This contemporary version of Verdi’s Otello, set on an aircraft carrier, is a multi-national southern hemisphere production co-commissioned by Cape Town Opera, four Australian State Opera Companies and New Zealand Opera. Principal Director is Australian Simon Phillips, assisted by South African Matthew Wild, who is in control for these State Opera of South Australia performances.

Otello is one of Verdi’s great masterpieces, exploring the dark side of humanity’s jealousy, envy and treachery. It commences with what conductor Brad Cohen describes as the loudest sound ever heard on the opera stage, and in this production it is very sudden as well as very loud. Otello has some of the most exciting music Verdi ever wrote, “gobsmackingly exciting” explains Artistic Director Timothy Sexton. With Otello Verdi’s music has moved on from his previous Aida; here every note and every word serve a purpose. The Adelaide Symphony Orchestra plays expressively, creates moods and atmospherics, and sounds almost onomatopoeic (Can one use that word of music?).

Director Simon Phillips relates how he worked with his designers to create a claustrophobic world as a pressure-cooker in which Iago’s nihilism, Otello’s emotional instability and Desdemona’s isolation would make strange and disturbing sense. He wanted a military scenario where Otello’s status as a ‘warrior’ would explain his recourse to violence. The scenes change seamlessly between bridge, claustrophobic cabins and open, spacious central hangar with a view onto the sea.

The opera commences on the bridge, with all the sophistication that goes with modern warfare – multiple video screens, technical readouts, male and female sailors in drab uniforms, computers, phones – establishing a tense background as they wait, in a stormy sea, for their new captain to come on board. Right from the start there is no doubt we are going to be thrilled by outstanding chorus singing. Miriam Gordon-Stewart, as Desdemona, is the only civilian in sight. Of her, Cassio’s “essa infiora questo lido! surtitle translates as “a breath of fresh air” – with so many sailors around indeed she is. She has returned home to Adelaide to sing the role; she commands a sweet, rich soprano capable of soaring to the angels and thrilling my ears. The scene morphs into a central hangar where the crew are partying. On the horizon enemy ships are burning, bringing new meaning to “Fuoco di gioia!” of which they sing so rousingly.

Douglas McNicol, with a rich baritone voice, seems made to be an Iago, his evil persona seems second nature as he oozes evil intent. He has power and shade in his commanding voice, and is perhaps at his best in his smarmy, pseudo subservient poisoning of Otello’s mind against Desdemona.
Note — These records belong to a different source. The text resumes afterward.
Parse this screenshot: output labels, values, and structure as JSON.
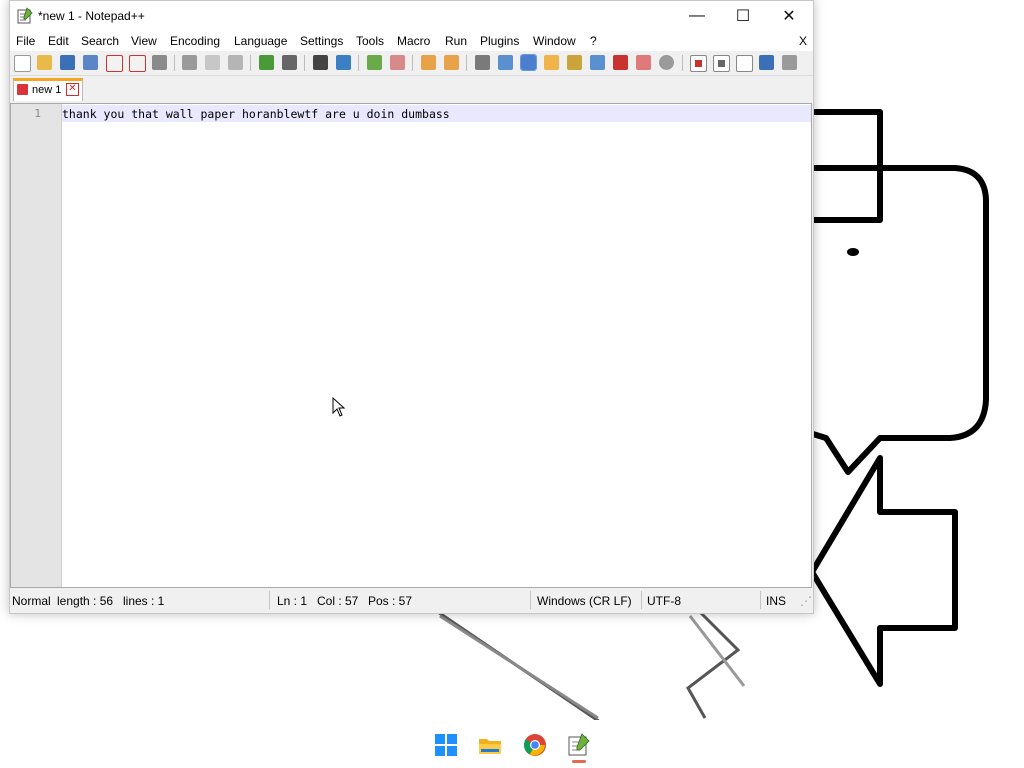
{
  "window": {
    "title": "*new 1 - Notepad++",
    "controls": {
      "minimize": "—",
      "maximize": "☐",
      "close": "✕"
    }
  },
  "menu": {
    "items": [
      "File",
      "Edit",
      "Search",
      "View",
      "Encoding",
      "Language",
      "Settings",
      "Tools",
      "Macro",
      "Run",
      "Plugins",
      "Window",
      "?"
    ],
    "close_label": "X"
  },
  "tab": {
    "label": "new 1",
    "close_glyph": "✕"
  },
  "editor": {
    "line_number": "1",
    "text": "thank you that wall paper horanblewtf are u doin dumbass"
  },
  "status": {
    "mode": "Normal",
    "length": "length : 56",
    "lines": "lines : 1",
    "ln": "Ln : 1",
    "col": "Col : 57",
    "pos": "Pos : 57",
    "eol": "Windows (CR LF)",
    "encoding": "UTF-8",
    "ins": "INS"
  },
  "taskbar": {
    "icons": [
      "windows-start-icon",
      "file-explorer-icon",
      "chrome-icon",
      "notepad-plus-plus-icon"
    ]
  },
  "colors": {
    "tab_accent": "#f5a623",
    "current_line": "#e8e8ff",
    "gutter": "#e4e4e4"
  }
}
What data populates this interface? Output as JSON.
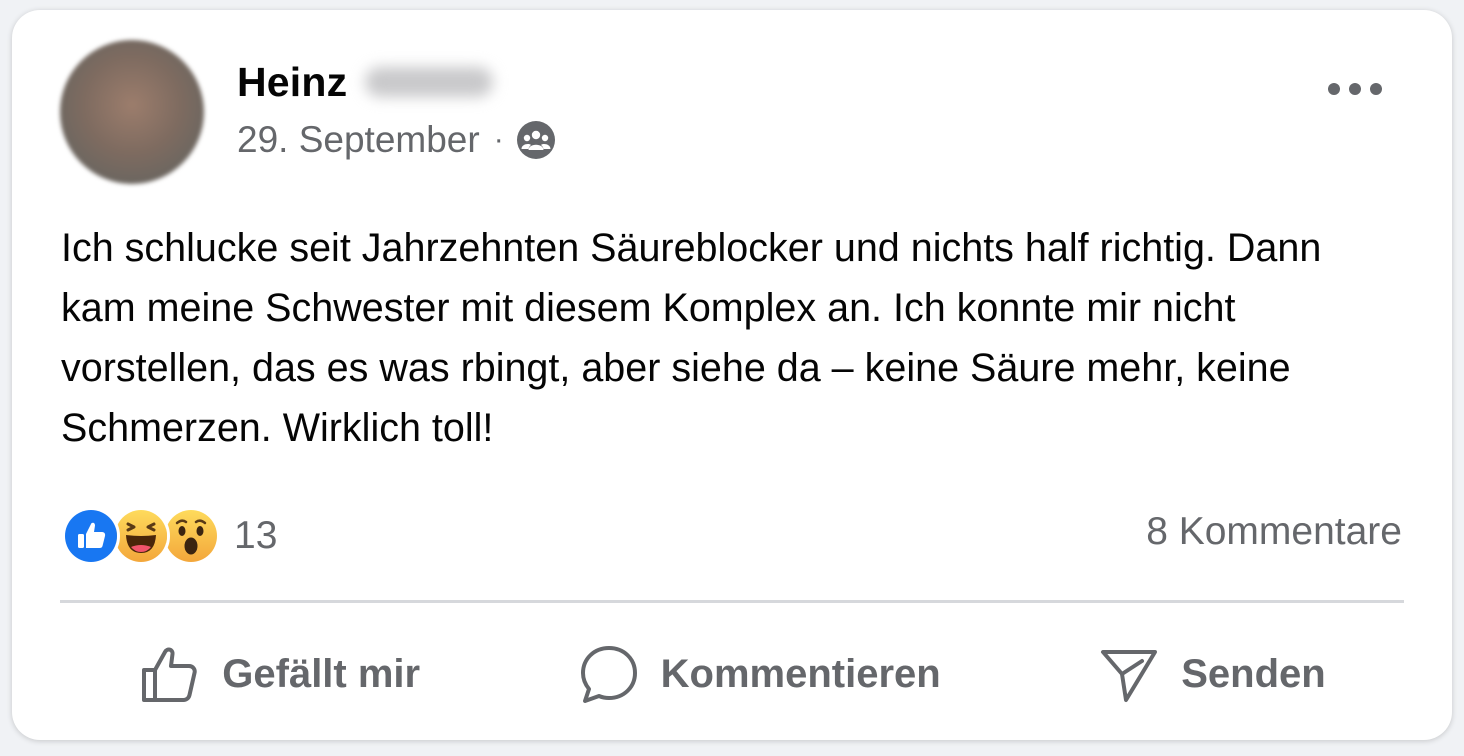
{
  "post": {
    "author_first_name": "Heinz",
    "date": "29. September",
    "separator": "·",
    "audience_icon": "group-audience-icon",
    "more_icon": "more-horizontal-icon",
    "text": "Ich schlucke seit Jahrzehnten Säureblocker und nichts half richtig. Dann kam meine Schwester mit diesem Komplex an. Ich konnte mir nicht vorstellen, das es was rbingt, aber siehe da – keine Säure mehr, keine Schmerzen. Wirklich toll!"
  },
  "engagement": {
    "reaction_icons": [
      "like-reaction-icon",
      "haha-reaction-icon",
      "wow-reaction-icon"
    ],
    "reaction_count": "13",
    "comments_label": "8 Kommentare"
  },
  "actions": {
    "like_label": "Gefällt mir",
    "comment_label": "Kommentieren",
    "send_label": "Senden"
  },
  "colors": {
    "like_blue": "#1877f2",
    "reaction_yellow": "#f7b928",
    "secondary_text": "#65676b",
    "primary_text": "#050505"
  }
}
Act II is where Iago beefs up his ‘get-rid-of-Otello’ campaign, convincing Cassio, played well by Bernard Hull, to ask Desdemona to intercede with Otello on his behalf. Local islanders come on board to sell their tourist wares giving the chorus an opportunity for a pleasant interlude, while Iago, in the wardroom, now bathed in a demonic, red glow, launches into his Credo. It is spine tinglingly dark and evil. Later, when Otello enters, Iago has engineered muted CCTV vision of Cassio talking with Desdemona to rouse Otello’s jealousy.

Verdi’s intricate handkerchief quartet, where Desdemona passes it to Otello, who throws it on the ground, where Emilia (sung sweetly by Catriona Barr) picks it up, and from whose hand Iago prises it, is a gem where each is singing separately of their own need, while combining in a clever unifying effect.

Meanwhile, Venice has not been completely overlooked, with a token Venetian blind installed in the wardroom preceding the arrival of the delegation from Venice. In their presence and that of the crew Otello (Bradley Daley) excels himself in his cruel and physical rant against Desdemona. Masterly singing of demented nastiness!

The final Act opens much gentler, in Otello’s claustrophobic private quarters. Desdemona sings sweetly to Emilia the beautiful Willow Song, and in her wedding nightdress sings her final Ave Maria, starting slowly and building up to a powerfully expressive prayer underscoring her innocence against the wrongful accusations she had endured, preparing for her imminent death, so movingly lingering on the last few words “nell’ora della morte”. By the time Otello arrives he is almost demented. The orchestra accompanies his determined trance-like progression through the ship to their cabin. His singing all the more expressive as he demands that Desdemona confess. Yet Bradley Daley’s Otello saves his most moving singing till the end. His final grief at Desdemona’s death so poignantly moving, his finally trinity of kisses bringing a most spectacularly sung, played and presented opera to its conclusion.